## What to do
Pictures aside, copy every record word for word.

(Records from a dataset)

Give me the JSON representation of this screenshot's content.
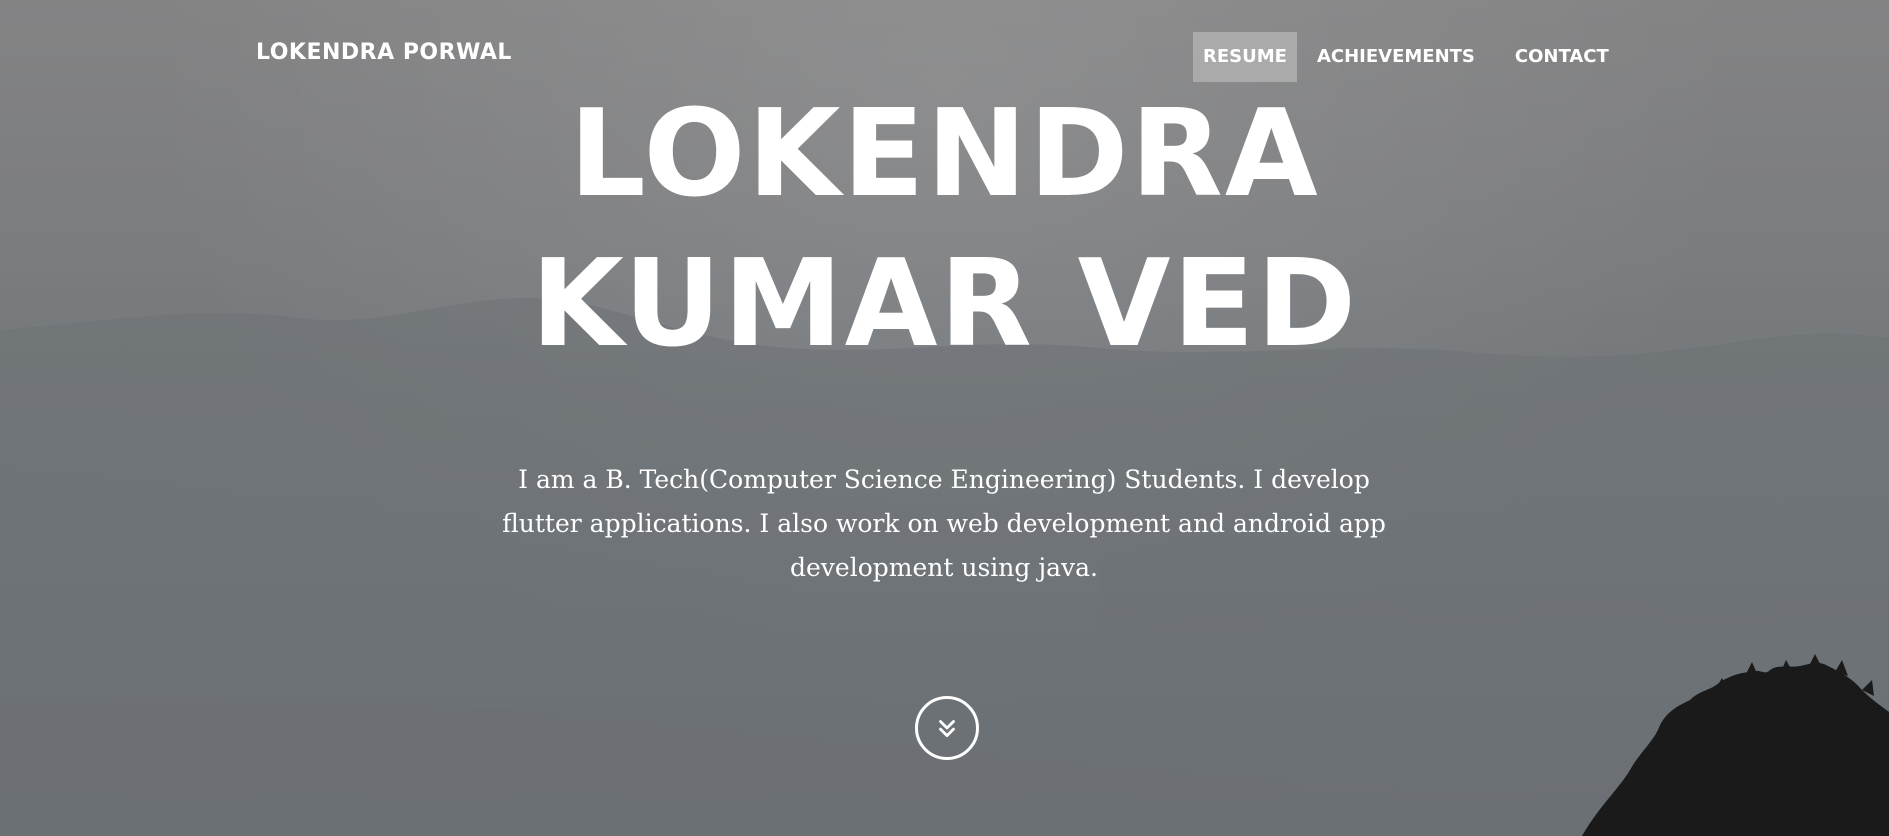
{
  "header": {
    "brand": "LOKENDRA PORWAL",
    "nav": [
      {
        "label": "RESUME",
        "active": true
      },
      {
        "label": "ACHIEVEMENTS",
        "active": false
      },
      {
        "label": "CONTACT",
        "active": false
      }
    ]
  },
  "hero": {
    "title_line1": "LOKENDRA",
    "title_line2": "KUMAR VED",
    "description": "I am a B. Tech(Computer Science Engineering) Students. I develop flutter applications. I also work on web development and android app development using java.",
    "scroll_icon": "double-chevron-down-icon"
  },
  "colors": {
    "text": "#ffffff",
    "nav_active_bg": "#b4b4b4",
    "background_gray": "#777a7d",
    "tree_silhouette": "#1a1a1a"
  }
}
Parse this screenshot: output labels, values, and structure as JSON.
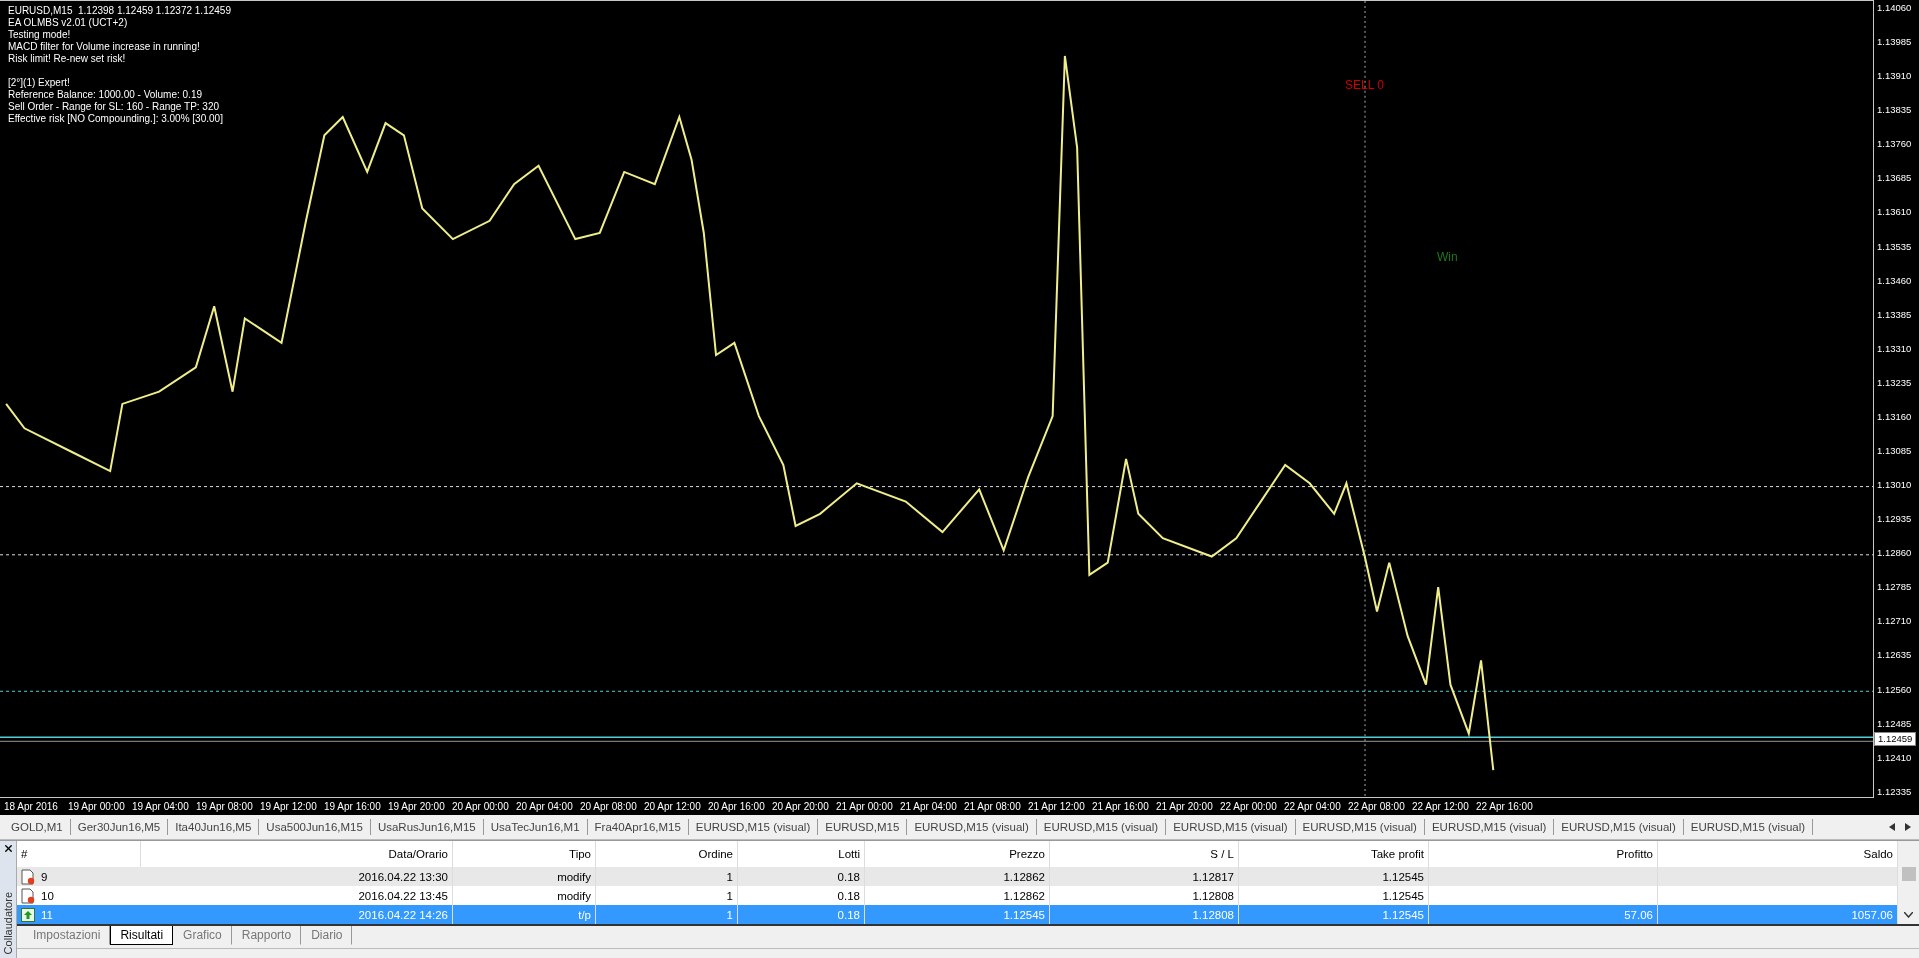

## Output for this task
Give me the JSON representation of this screenshot's content.
{
  "header": {
    "brand": "LOKENDRA PORWAL",
    "nav": [
      {
        "label": "RESUME",
        "active": true
      },
      {
        "label": "ACHIEVEMENTS",
        "active": false
      },
      {
        "label": "CONTACT",
        "active": false
      }
    ]
  },
  "hero": {
    "title_line1": "LOKENDRA",
    "title_line2": "KUMAR VED",
    "description": "I am a B. Tech(Computer Science Engineering) Students. I develop flutter applications. I also work on web development and android app development using java.",
    "scroll_icon": "double-chevron-down-icon"
  },
  "colors": {
    "text": "#ffffff",
    "nav_active_bg": "#b4b4b4",
    "background_gray": "#777a7d",
    "tree_silhouette": "#1a1a1a"
  }
}
Parse this screenshot: output labels, values, and structure as JSON.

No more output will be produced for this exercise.